I use Sonnox plug-ins exclusively on the mix and master bus of every orchestral project I mix. I believe that a great orchestral recording starts with perfect microphone placement, and a great performance from the players. After that you just need a little EQ and some limiting. I use Oxford EQs throughout the mix, and the Oxford Limiter on the final bus. There is something about Sonnox plug-ins that just makes it easier for me to get the sound I am looking for. I think the best example of my most recent work would be the recording of the latest performances of my Requiem Inês de Castro (YouTube ) The Oxford Limiter acts so beautifully it almost sounds as if no limiter was used at all, which to me is the highest compliment.
Tell us about your approach to equalization.
Using "ears only" EQ is extremely important to me. I think the secret of any good mix starts with great EQ'ing. The reverb, careful sub-harmonic treatment and widening mix tricks are important, but it all starts with great EQ.
To EQ properly I found it is very important to hear the live performance in the hall. You need to memorize the actual orchestra sound with your ears, detect any acoustic problems in the venue or in some orchestra sections and then correct them in the mix. The EQ should keep the idiomatic sound from the orchestra but correct frequency problems certain sections may have. In my opinion it's a compromise between the true original sound and the ideal sound from the ideal orchestra. On the Oxford EQ I've found I prefer the Type 3 EQ, due to its curves.

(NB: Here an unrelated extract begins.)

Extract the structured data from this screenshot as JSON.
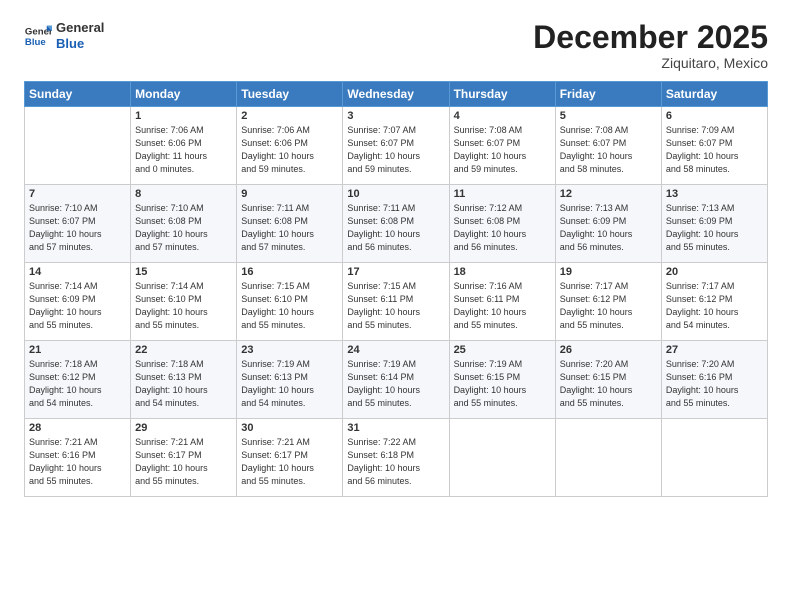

But I often forget about the graphics and mix purely by ear.
Tell us about your current projects
I am scoring one of the boldest and most interesting Sci-Fi game projects in history, Star Citizen, is the world record "crowd funded" project, currently at $43m USD. All the music has Sonnox in it. See it on YouTube.
What other Sonnox plug-ins do you turn to?
I use the Oxford Dynamics plug-in a lot, mostly for hybrid tracks. It's great when you want to compress a reverb tail. It sounds totally transparent and it works perfectly. What I like most about it is that, like the Limiter, it sounds as if there is no compression. It just maintains the volume we want. It's especially useful in complicated mixes where I would lose the tail completely without it. But it's also great on bass, drums and vocals. I like to use it when vocalists are singing very softly and you want to hear the final articulation from the voice. It makes a great difference in terms of interpretation, and it sounds completely natural.
Even though I use many plug-ins, Sonnox makes the most significant impact in my final product and mixes.
Interview and editorial provided by Rich Tozzoli